Meanwhile, three environmental groups joined forces to file a lawsuit blocking the second sale. The Knob sale would log nearly 600 acres and, some say, would endanger owls and actually increase
fire danger by leaving slash on the forest floor. A hearing is planned in January.

But if logging doesn't take place, the Forest Service says, thick spindles
of trees would be forced to compete for limited nutrients, sunlight, air and soil.

That competition slows growth and makes timber more susceptible to insect
infestation and, ultimately, fire.

What's more, the Meteor sale would yield an estimated 6 million board feet
of timber -- enough to build nearly 600 homes.
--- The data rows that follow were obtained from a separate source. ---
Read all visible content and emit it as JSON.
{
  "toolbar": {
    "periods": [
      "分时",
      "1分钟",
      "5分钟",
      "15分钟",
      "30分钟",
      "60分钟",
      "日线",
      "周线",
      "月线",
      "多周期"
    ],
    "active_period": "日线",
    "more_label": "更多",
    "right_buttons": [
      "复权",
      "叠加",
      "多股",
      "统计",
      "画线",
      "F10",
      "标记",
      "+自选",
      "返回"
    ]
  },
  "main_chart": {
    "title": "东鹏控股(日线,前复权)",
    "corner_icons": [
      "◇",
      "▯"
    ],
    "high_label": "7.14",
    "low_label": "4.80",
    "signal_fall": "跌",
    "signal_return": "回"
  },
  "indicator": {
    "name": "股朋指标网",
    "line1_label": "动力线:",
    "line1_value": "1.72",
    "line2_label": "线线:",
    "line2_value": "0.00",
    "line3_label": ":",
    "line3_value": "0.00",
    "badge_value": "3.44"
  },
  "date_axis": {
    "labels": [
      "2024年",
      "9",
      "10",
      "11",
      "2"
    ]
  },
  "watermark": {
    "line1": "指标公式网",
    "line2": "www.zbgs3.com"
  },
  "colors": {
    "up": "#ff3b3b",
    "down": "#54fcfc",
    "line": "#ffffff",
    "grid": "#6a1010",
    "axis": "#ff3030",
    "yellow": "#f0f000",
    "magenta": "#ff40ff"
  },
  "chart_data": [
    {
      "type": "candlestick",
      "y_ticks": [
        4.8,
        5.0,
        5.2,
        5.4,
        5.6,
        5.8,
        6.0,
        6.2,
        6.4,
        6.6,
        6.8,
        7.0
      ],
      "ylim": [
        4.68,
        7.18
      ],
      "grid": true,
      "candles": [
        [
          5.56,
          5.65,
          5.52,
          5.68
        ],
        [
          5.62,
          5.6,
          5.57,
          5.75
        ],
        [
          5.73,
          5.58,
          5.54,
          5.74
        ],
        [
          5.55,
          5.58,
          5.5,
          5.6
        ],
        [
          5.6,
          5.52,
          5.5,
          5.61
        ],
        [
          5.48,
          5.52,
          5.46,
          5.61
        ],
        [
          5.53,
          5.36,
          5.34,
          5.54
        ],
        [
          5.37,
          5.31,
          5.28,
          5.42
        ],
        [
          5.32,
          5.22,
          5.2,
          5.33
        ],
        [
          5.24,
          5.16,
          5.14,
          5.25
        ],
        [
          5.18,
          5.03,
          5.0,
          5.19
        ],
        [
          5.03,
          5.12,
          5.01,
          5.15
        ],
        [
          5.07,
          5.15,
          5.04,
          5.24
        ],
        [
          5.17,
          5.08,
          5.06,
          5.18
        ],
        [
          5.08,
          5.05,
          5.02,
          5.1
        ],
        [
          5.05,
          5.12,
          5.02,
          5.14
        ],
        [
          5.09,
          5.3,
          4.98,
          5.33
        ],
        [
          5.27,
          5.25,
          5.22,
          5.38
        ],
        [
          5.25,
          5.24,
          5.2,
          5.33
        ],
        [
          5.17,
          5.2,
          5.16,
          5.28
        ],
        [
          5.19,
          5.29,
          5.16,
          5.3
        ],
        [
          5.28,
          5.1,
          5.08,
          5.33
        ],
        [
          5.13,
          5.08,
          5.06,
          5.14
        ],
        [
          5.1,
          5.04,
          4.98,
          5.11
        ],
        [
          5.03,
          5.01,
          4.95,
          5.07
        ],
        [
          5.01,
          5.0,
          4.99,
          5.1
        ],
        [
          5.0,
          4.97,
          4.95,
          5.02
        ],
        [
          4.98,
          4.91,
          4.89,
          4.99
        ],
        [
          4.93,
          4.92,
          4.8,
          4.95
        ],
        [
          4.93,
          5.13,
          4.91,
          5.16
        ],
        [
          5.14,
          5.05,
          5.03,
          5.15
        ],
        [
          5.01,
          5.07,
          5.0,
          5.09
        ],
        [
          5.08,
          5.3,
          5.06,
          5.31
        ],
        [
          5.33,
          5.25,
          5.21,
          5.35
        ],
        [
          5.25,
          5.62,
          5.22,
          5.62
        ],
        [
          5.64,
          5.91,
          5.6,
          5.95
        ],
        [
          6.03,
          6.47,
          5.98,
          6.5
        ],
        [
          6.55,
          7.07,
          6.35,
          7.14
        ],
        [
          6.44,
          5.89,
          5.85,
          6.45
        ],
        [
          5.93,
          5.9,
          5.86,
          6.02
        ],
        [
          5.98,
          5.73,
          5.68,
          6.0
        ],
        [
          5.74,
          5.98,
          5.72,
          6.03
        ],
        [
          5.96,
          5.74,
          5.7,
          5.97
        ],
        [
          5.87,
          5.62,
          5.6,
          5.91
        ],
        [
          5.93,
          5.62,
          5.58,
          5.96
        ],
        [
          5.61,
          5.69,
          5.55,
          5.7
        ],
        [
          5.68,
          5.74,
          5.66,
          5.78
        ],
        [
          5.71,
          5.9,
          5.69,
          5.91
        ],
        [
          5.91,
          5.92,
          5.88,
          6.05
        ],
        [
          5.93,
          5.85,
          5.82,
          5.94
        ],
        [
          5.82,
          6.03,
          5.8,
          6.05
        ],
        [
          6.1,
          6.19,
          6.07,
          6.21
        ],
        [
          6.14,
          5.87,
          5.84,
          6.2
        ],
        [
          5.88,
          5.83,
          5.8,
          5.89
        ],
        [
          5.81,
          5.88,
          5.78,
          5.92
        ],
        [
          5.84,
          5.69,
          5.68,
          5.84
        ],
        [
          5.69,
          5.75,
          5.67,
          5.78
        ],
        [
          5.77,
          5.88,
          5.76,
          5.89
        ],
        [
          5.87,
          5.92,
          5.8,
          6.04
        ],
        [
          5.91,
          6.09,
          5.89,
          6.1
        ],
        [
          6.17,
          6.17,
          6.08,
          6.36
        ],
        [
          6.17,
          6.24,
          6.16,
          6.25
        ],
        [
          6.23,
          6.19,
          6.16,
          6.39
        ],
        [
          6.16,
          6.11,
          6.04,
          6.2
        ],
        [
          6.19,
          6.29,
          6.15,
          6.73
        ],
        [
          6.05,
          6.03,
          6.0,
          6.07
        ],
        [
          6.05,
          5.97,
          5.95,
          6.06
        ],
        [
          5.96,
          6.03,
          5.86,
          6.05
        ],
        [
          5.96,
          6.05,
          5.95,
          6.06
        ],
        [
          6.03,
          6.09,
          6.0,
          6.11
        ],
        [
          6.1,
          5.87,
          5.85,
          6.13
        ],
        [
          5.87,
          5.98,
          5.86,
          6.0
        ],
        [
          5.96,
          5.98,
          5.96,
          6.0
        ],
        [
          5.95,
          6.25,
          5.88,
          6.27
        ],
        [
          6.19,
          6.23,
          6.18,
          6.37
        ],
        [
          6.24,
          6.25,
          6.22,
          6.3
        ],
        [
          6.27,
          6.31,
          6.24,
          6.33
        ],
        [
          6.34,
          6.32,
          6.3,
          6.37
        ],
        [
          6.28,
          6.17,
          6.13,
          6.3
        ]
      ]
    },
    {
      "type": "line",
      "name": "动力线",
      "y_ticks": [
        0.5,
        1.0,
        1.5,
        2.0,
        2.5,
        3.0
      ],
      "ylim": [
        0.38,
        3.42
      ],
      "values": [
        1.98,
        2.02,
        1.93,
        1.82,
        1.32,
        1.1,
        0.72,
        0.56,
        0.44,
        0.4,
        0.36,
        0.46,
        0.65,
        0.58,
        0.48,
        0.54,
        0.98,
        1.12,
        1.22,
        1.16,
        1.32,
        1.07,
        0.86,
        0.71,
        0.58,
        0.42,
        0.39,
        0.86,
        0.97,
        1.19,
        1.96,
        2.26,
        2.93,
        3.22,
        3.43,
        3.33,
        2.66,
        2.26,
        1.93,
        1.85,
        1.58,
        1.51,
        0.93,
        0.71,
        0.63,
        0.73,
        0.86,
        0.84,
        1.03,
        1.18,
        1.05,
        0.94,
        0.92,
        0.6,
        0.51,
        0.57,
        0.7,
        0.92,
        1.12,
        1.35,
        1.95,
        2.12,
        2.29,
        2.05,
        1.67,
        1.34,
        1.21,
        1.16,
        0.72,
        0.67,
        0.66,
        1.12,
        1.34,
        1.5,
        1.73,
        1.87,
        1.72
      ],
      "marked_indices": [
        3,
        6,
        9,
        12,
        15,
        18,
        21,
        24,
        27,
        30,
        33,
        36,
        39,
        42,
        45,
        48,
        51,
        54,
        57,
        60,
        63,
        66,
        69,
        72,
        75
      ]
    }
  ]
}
It would also provide as many as 60 short-term jobs. Unemployment in the
remote Salmon River area is about 12 percent, with more than one out of four
residents living in poverty, the report says.

The Klamath forest has fallen short of its federal target for timber harvest in the past decade due to legal challenges and the importation of cheaper wood from Canada.

But that's no excuse to remove trees in such a sensitive area, opponents

"You can see what past management has done to the landscape," said Baker.
"We don't want to see any further harm come to the Salmon River."

Reporter Alex Breitler can be reached at 225-8344 or at

Wednesday, November 26, 2003

Christine Ambrose
California Organizer
American Lands Alliance
827 Broadway, #310
Oakland, CA 94607
Phone: 510-622-0010
fax: 510-622-0278
Stupid fuking forest service 02.Dec.2003 17:33

Honkey cracker

The salmon river road is a hella winedy and in lots of places only one way. so on top of cutting the only remaining O.G in the area they are putting people at risk with their fukcing gigantic log trucks witch swallow up most of the road that they are on. A columbia helecoptor truck ran into a local persons car and totaled it during the glassups masssacre. Folks should really get down to the wild salmon river and have a look. it truly is a blessed place. Oh and fuck you freddy!!